> What to produce:
Restate each line of the listing exactly, without carrying over any pictures.

====== Material shown ======

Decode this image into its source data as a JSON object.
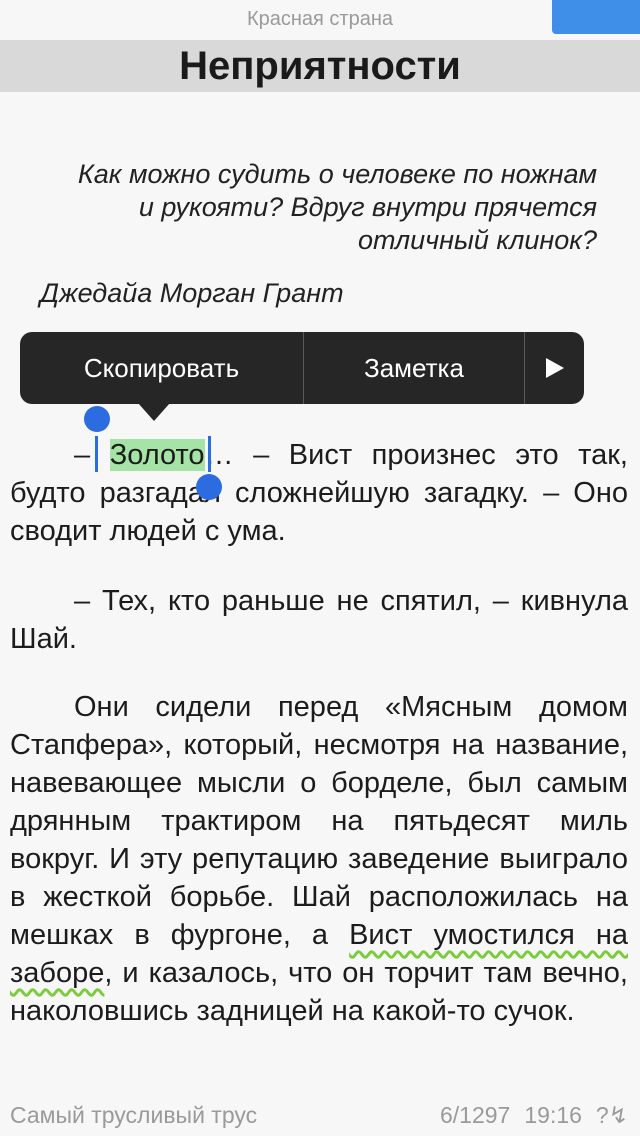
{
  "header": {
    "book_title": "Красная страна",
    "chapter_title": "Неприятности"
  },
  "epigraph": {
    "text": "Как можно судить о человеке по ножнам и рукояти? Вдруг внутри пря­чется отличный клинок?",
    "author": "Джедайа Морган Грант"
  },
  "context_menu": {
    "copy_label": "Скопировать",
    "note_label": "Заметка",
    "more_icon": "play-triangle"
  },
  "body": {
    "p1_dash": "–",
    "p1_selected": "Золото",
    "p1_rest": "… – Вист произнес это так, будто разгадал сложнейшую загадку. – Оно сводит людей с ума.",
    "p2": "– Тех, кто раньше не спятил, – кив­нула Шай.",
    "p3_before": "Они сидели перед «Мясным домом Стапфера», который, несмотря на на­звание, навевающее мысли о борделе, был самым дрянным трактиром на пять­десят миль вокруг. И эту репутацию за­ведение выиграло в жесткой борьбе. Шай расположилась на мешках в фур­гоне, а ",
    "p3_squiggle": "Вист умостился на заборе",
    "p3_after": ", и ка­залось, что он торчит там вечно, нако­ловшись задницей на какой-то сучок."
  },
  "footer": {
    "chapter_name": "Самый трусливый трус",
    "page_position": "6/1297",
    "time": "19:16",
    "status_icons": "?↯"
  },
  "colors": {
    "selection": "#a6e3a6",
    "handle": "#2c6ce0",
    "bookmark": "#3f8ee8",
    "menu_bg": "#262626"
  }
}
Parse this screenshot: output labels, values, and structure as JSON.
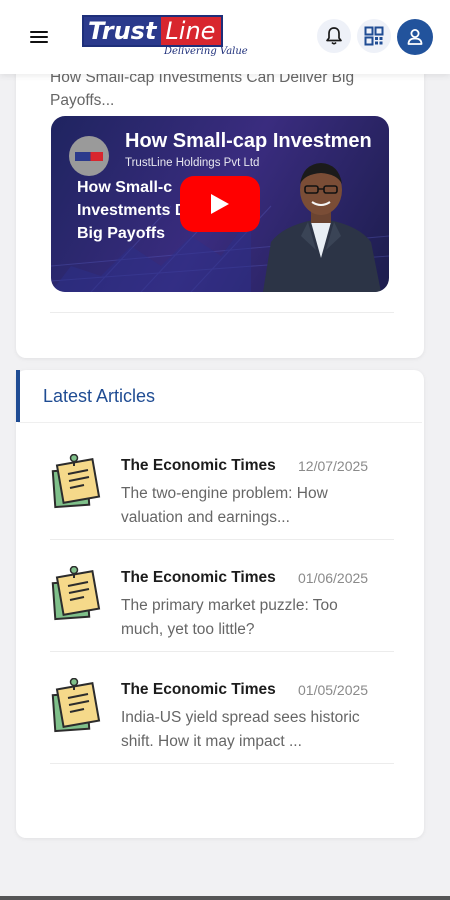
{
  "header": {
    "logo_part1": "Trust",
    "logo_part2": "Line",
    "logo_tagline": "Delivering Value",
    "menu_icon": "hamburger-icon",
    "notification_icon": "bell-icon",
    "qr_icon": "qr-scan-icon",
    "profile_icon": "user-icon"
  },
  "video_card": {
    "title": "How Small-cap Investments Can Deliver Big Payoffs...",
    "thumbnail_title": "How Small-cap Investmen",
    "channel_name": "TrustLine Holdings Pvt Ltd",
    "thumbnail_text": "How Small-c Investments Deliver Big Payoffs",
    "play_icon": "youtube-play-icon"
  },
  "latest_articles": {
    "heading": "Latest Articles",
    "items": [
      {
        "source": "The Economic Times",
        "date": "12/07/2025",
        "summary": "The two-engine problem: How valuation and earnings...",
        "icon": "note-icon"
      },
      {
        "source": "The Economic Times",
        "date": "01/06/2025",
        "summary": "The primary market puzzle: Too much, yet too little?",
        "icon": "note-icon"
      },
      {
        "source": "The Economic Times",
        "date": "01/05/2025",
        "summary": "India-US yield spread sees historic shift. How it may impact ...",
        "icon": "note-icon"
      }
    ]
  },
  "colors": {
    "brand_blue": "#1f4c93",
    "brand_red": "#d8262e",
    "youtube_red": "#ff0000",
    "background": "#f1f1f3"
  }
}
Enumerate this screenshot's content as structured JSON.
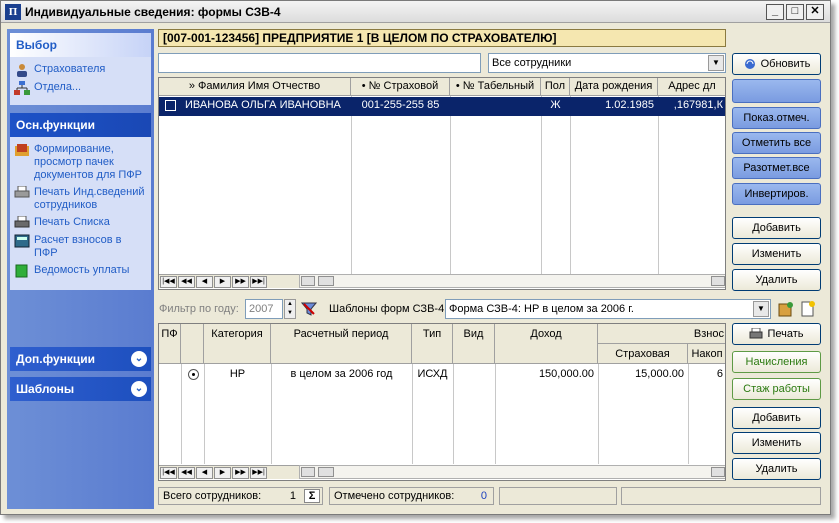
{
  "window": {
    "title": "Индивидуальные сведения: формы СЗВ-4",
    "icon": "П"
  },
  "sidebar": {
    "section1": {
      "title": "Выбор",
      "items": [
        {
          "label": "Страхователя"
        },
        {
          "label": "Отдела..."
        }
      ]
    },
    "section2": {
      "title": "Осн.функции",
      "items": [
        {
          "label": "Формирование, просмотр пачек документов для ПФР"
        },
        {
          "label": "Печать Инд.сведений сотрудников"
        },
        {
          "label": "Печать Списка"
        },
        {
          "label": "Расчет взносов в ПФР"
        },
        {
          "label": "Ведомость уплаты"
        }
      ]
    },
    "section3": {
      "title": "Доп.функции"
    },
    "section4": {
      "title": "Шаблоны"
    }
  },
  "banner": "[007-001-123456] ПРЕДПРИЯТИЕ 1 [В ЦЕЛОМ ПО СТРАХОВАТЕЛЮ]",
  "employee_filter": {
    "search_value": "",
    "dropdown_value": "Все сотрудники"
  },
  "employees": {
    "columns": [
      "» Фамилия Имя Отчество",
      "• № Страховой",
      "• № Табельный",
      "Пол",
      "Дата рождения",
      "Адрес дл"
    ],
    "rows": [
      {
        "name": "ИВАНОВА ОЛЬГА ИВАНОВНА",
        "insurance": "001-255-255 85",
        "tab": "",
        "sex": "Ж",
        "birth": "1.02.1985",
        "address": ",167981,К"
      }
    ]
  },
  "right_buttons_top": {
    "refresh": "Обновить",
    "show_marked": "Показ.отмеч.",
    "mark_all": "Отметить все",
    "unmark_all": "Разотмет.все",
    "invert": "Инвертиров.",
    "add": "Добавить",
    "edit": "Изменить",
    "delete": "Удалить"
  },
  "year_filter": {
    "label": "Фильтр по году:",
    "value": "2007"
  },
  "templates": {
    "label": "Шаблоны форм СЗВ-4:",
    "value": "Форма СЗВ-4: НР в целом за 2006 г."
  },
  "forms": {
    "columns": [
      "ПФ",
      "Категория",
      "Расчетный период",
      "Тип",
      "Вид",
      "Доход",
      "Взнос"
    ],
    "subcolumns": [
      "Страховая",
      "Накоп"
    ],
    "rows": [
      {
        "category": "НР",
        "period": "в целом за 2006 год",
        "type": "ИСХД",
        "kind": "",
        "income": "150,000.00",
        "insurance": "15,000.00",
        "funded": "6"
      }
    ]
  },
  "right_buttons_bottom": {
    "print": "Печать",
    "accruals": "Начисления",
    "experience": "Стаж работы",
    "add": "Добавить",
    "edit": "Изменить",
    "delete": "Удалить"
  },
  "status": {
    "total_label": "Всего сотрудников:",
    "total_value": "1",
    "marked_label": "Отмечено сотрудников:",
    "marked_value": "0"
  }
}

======

> Written solution:
Decode this image into its source data as a JSON object.
{
  "header": {
    "book_title": "Красная страна",
    "chapter_title": "Неприятности"
  },
  "epigraph": {
    "text": "Как можно судить о человеке по ножнам и рукояти? Вдруг внутри пря­чется отличный клинок?",
    "author": "Джедайа Морган Грант"
  },
  "context_menu": {
    "copy_label": "Скопировать",
    "note_label": "Заметка",
    "more_icon": "play-triangle"
  },
  "body": {
    "p1_dash": "–",
    "p1_selected": "Золото",
    "p1_rest": "… – Вист произнес это так, будто разгадал сложнейшую загадку. – Оно сводит людей с ума.",
    "p2": "– Тех, кто раньше не спятил, – кив­нула Шай.",
    "p3_before": "Они сидели перед «Мясным домом Стапфера», который, несмотря на на­звание, навевающее мысли о борделе, был самым дрянным трактиром на пять­десят миль вокруг. И эту репутацию за­ведение выиграло в жесткой борьбе. Шай расположилась на мешках в фур­гоне, а ",
    "p3_squiggle": "Вист умостился на заборе",
    "p3_after": ", и ка­залось, что он торчит там вечно, нако­ловшись задницей на какой-то сучок."
  },
  "footer": {
    "chapter_name": "Самый трусливый трус",
    "page_position": "6/1297",
    "time": "19:16",
    "status_icons": "?↯"
  },
  "colors": {
    "selection": "#a6e3a6",
    "handle": "#2c6ce0",
    "bookmark": "#3f8ee8",
    "menu_bg": "#262626"
  }
}
Parse this screenshot: output labels, values, and structure as JSON.
{
  "header": {
    "logo_part1": "Trust",
    "logo_part2": "Line",
    "logo_tagline": "Delivering Value",
    "menu_icon": "hamburger-icon",
    "notification_icon": "bell-icon",
    "qr_icon": "qr-scan-icon",
    "profile_icon": "user-icon"
  },
  "video_card": {
    "title": "How Small-cap Investments Can Deliver Big Payoffs...",
    "thumbnail_title": "How Small-cap Investmen",
    "channel_name": "TrustLine Holdings Pvt Ltd",
    "thumbnail_text": "How Small-c Investments Deliver Big Payoffs",
    "play_icon": "youtube-play-icon"
  },
  "latest_articles": {
    "heading": "Latest Articles",
    "items": [
      {
        "source": "The Economic Times",
        "date": "12/07/2025",
        "summary": "The two-engine problem: How valuation and earnings...",
        "icon": "note-icon"
      },
      {
        "source": "The Economic Times",
        "date": "01/06/2025",
        "summary": "The primary market puzzle: Too much, yet too little?",
        "icon": "note-icon"
      },
      {
        "source": "The Economic Times",
        "date": "01/05/2025",
        "summary": "India-US yield spread sees historic shift. How it may impact ...",
        "icon": "note-icon"
      }
    ]
  },
  "colors": {
    "brand_blue": "#1f4c93",
    "brand_red": "#d8262e",
    "youtube_red": "#ff0000",
    "background": "#f1f1f3"
  }
}
Enumerate this screenshot's content as structured JSON.
{
  "window": {
    "title": "Индивидуальные сведения: формы СЗВ-4",
    "icon": "П"
  },
  "sidebar": {
    "section1": {
      "title": "Выбор",
      "items": [
        {
          "label": "Страхователя"
        },
        {
          "label": "Отдела..."
        }
      ]
    },
    "section2": {
      "title": "Осн.функции",
      "items": [
        {
          "label": "Формирование, просмотр пачек документов для ПФР"
        },
        {
          "label": "Печать Инд.сведений сотрудников"
        },
        {
          "label": "Печать Списка"
        },
        {
          "label": "Расчет взносов в ПФР"
        },
        {
          "label": "Ведомость уплаты"
        }
      ]
    },
    "section3": {
      "title": "Доп.функции"
    },
    "section4": {
      "title": "Шаблоны"
    }
  },
  "banner": "[007-001-123456] ПРЕДПРИЯТИЕ 1 [В ЦЕЛОМ ПО СТРАХОВАТЕЛЮ]",
  "employee_filter": {
    "search_value": "",
    "dropdown_value": "Все сотрудники"
  },
  "employees": {
    "columns": [
      "» Фамилия Имя Отчество",
      "• № Страховой",
      "• № Табельный",
      "Пол",
      "Дата рождения",
      "Адрес дл"
    ],
    "rows": [
      {
        "name": "ИВАНОВА ОЛЬГА ИВАНОВНА",
        "insurance": "001-255-255 85",
        "tab": "",
        "sex": "Ж",
        "birth": "1.02.1985",
        "address": ",167981,К"
      }
    ]
  },
  "right_buttons_top": {
    "refresh": "Обновить",
    "show_marked": "Показ.отмеч.",
    "mark_all": "Отметить все",
    "unmark_all": "Разотмет.все",
    "invert": "Инвертиров.",
    "add": "Добавить",
    "edit": "Изменить",
    "delete": "Удалить"
  },
  "year_filter": {
    "label": "Фильтр по году:",
    "value": "2007"
  },
  "templates": {
    "label": "Шаблоны форм СЗВ-4:",
    "value": "Форма СЗВ-4: НР в целом за 2006 г."
  },
  "forms": {
    "columns": [
      "ПФ",
      "Категория",
      "Расчетный период",
      "Тип",
      "Вид",
      "Доход",
      "Взнос"
    ],
    "subcolumns": [
      "Страховая",
      "Накоп"
    ],
    "rows": [
      {
        "category": "НР",
        "period": "в целом за 2006 год",
        "type": "ИСХД",
        "kind": "",
        "income": "150,000.00",
        "insurance": "15,000.00",
        "funded": "6"
      }
    ]
  },
  "right_buttons_bottom": {
    "print": "Печать",
    "accruals": "Начисления",
    "experience": "Стаж работы",
    "add": "Добавить",
    "edit": "Изменить",
    "delete": "Удалить"
  },
  "status": {
    "total_label": "Всего сотрудников:",
    "total_value": "1",
    "marked_label": "Отмечено сотрудников:",
    "marked_value": "0"
  }
}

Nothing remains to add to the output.